_What the task asks_. In the material below, find every line with "style" and pull it out.

_Source records_.
================

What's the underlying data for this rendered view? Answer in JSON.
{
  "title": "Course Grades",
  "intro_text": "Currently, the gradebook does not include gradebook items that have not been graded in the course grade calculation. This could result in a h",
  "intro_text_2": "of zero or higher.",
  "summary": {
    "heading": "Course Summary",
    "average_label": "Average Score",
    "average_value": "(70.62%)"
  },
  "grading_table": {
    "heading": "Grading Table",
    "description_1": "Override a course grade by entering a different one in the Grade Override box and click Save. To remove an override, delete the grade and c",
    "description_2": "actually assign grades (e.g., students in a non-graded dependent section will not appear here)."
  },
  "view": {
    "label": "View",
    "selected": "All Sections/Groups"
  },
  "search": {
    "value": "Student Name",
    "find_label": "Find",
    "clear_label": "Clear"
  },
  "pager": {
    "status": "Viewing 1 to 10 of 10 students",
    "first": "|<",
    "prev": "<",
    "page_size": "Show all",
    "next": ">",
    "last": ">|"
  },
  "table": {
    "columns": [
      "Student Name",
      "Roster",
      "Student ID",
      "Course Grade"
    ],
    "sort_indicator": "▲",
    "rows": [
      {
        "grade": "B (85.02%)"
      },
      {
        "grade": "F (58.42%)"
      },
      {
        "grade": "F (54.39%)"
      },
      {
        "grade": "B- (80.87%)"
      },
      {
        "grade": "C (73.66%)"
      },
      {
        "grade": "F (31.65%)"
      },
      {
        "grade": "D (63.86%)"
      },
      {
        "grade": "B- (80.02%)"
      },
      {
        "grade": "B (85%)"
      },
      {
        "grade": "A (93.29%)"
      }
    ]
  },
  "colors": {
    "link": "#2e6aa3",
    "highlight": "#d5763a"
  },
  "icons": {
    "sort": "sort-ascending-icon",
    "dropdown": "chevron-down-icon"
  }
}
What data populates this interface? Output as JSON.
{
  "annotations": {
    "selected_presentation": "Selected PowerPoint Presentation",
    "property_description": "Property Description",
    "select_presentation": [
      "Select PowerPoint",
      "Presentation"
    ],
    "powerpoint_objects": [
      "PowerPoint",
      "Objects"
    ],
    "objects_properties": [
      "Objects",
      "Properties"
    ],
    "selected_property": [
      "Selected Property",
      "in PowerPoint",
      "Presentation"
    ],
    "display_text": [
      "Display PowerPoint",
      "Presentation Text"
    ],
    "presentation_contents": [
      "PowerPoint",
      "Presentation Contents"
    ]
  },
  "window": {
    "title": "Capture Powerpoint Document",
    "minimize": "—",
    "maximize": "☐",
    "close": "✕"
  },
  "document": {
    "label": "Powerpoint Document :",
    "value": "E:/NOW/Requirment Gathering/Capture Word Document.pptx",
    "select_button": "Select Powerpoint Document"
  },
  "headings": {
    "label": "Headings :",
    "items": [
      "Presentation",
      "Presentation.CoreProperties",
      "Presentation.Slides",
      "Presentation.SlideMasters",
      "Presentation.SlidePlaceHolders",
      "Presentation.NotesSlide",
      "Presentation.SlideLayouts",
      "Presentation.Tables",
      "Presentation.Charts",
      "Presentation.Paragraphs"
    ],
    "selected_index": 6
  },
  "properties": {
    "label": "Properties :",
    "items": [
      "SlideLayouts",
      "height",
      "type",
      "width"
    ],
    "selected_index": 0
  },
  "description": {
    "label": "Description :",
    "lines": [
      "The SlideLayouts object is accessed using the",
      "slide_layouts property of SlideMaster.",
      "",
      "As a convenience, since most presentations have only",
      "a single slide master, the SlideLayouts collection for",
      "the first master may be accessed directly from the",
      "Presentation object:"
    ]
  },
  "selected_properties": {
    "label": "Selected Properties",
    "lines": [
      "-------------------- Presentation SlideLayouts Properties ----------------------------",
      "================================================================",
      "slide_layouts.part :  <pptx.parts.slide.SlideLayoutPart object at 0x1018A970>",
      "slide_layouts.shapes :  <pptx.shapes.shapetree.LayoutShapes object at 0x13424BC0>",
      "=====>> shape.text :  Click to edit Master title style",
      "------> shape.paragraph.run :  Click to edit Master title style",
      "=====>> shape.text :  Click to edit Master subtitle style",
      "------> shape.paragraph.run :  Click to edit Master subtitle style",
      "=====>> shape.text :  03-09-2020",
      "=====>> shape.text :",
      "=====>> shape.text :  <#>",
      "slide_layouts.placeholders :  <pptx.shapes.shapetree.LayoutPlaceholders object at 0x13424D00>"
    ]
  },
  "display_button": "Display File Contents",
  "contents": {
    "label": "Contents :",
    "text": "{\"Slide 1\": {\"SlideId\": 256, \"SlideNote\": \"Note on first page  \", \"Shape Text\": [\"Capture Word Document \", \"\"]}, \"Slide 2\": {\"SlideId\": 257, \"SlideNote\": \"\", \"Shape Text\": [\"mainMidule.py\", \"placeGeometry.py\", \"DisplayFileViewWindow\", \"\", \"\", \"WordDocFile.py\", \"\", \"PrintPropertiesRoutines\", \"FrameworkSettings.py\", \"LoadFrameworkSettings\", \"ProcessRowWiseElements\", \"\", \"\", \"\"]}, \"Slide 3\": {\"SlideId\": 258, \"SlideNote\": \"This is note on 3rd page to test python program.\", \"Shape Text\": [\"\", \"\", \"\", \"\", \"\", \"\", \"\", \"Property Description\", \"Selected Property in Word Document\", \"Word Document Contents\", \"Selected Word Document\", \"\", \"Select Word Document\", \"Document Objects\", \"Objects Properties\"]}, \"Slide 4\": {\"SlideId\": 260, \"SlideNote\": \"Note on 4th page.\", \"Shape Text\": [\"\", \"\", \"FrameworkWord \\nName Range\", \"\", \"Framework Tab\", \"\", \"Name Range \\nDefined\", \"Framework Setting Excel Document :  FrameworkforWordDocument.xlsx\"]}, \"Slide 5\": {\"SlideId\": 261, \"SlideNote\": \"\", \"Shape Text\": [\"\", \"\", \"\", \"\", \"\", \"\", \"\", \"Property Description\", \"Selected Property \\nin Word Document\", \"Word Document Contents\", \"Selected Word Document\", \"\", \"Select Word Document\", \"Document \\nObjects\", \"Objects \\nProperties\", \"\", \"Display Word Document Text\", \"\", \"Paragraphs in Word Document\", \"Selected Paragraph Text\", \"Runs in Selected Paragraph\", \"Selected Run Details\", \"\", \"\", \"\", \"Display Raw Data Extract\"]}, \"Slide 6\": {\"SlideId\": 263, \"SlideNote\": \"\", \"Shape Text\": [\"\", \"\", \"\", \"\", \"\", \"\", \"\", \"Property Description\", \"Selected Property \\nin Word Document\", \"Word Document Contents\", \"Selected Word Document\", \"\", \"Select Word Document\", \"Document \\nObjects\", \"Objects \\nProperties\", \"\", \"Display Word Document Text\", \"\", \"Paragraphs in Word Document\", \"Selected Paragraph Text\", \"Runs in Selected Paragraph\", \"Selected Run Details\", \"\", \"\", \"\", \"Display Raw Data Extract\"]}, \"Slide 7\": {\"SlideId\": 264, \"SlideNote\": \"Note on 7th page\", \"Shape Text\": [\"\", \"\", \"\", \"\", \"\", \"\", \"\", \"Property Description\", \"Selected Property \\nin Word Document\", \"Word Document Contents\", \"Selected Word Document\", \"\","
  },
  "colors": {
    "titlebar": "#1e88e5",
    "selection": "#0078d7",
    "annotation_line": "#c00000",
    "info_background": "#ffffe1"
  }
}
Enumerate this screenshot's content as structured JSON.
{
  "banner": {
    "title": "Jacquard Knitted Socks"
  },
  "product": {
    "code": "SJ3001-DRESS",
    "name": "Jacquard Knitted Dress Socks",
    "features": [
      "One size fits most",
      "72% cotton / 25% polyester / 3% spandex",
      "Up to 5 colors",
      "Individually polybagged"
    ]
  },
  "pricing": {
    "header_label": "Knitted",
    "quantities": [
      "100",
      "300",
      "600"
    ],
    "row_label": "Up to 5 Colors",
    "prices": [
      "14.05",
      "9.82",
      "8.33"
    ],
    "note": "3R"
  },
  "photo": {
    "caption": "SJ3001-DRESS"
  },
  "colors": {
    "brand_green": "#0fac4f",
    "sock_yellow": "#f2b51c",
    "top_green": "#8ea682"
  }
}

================

_Solution for this problem_.
      "=====>> shape.text :  Click to edit Master title style",
      "------> shape.paragraph.run :  Click to edit Master title style",
      "=====>> shape.text :  Click to edit Master subtitle style",
      "------> shape.paragraph.run :  Click to edit Master subtitle style",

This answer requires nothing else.